Dry, hot weather prompted authorities to impose a burn ban effective today in Guadalupe County.
During a regular meeting Tuesday of the Guadalupe County Commissioners Court, commissioners voted 5-0 to make the move following Guadalupe County Fire Marshal Patrick Pinder’s recommendation thanks, in part, to increased brush fire calls across the county in recent weeks.
“In the past three weeks, I’ve had a fire a day,” Pinder said.
He reported Tuesday that the Keetch-Byram Drought Index, which the county uses to determine the amount of moisture in the ground, was at about 559. Guadalupe County uses a KBDI threshold of 500 to trigger burn ban talks, County Judge Kyle Kutscher said.
The drought index has gotten closer and closer to the trigger point for the past 10 weeks, the county judge said.
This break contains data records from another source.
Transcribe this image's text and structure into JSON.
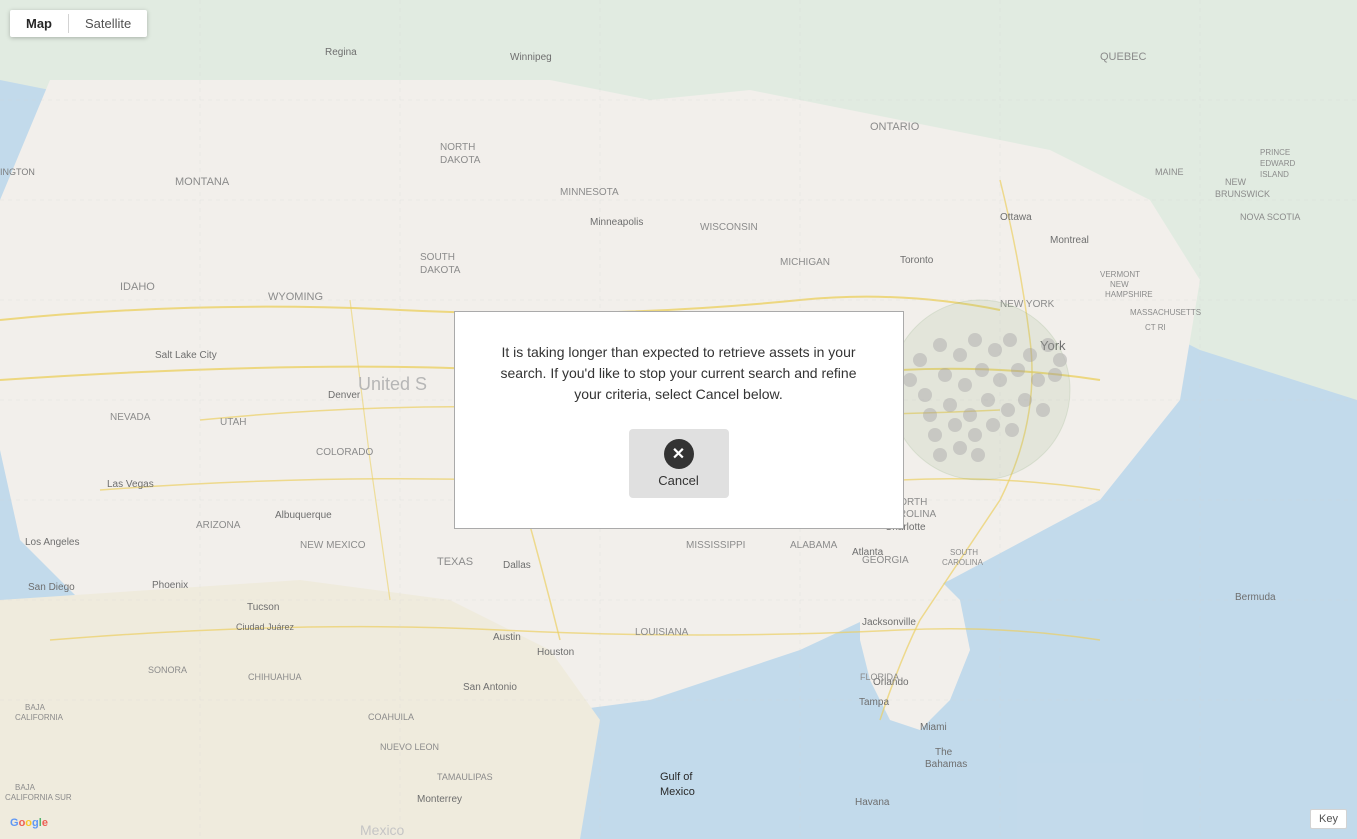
{
  "map": {
    "type_toggle": {
      "map_label": "Map",
      "satellite_label": "Satellite",
      "active": "map"
    },
    "york_label": "York",
    "google_label": "Google",
    "key_label": "Key"
  },
  "modal": {
    "message": "It is taking longer than expected to retrieve assets in your search. If you'd like to stop your current search and refine your criteria, select Cancel below.",
    "cancel_label": "Cancel",
    "cancel_icon": "✕"
  },
  "colors": {
    "map_bg": "#e8f0e8",
    "water": "#b3d4e8",
    "land_us": "#f5f5f0",
    "land_canada": "#e8ede8",
    "land_mexico": "#f0ede0",
    "roads": "#f0c060",
    "cluster": "rgba(100,130,100,0.5)"
  }
}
Last week at the commissioners meeting, authorities noticed the KBDI hovering just below the 500 mark. Then they suggested keeping an eye on the drought index monitor and taking up the issue of a burn ban at this week’s meeting.
“It’s just so hot and dry,” Kutscher said. “I think people have noticed that the last couple weeks.”
There are approved uses of fire under the ban. The judge suggested people take precautions when dealing with fire at anytime.
He knows that burn bans are not popular with residents, many of whom have very legitimate reasons to want to start fires, Kutscher said. Caution is a must.
“It can be very dangerous if people are not extremely careful,” Kutscher said.
Legal fires during burn bans include barbecue fires contained in barbecue pits or fire rings. Anyone who starts such fires should be sure to discard coals and ashes safely by dousing them in water once finished cooking, according to information on the county’s website.
Residents are allowed to burn trash as long as it is burned in a barrel with a screen top, the website said. Anyone burning trash should be sure to stay outside with the fire and have a water source nearby to control flames.
The website also says that recreational fires, such as campfires and ones in fire pits, are allowed as long as they are kept in a fire ring to prevent their spreading. Those fires do not include brush piles.
Comal County instituted a burn ban nearly two weeks ago, Pinder said. He said nearly 75 other Texas counties had instituted burn bans as of Tuesday.
Anyone seeking a way around the ban can contact his office and apply for approval to burn, Pinder said.
Commissioner Judy Cope made the motion for the ban and Commissioner Jim Wolverton seconded it before it passed unanimously.
The ban lasts for 90 days, currently scheduled from today through Nov. 5, Pinder said. Commissioners could take a look at the measure later to see if it needs to be extended. In the event of rain, they could also take a look at rescinding the order, if conditions allow, Pinder said.
Anyone unsure about what to burn during a ban may call 830-303-8856 for assistance.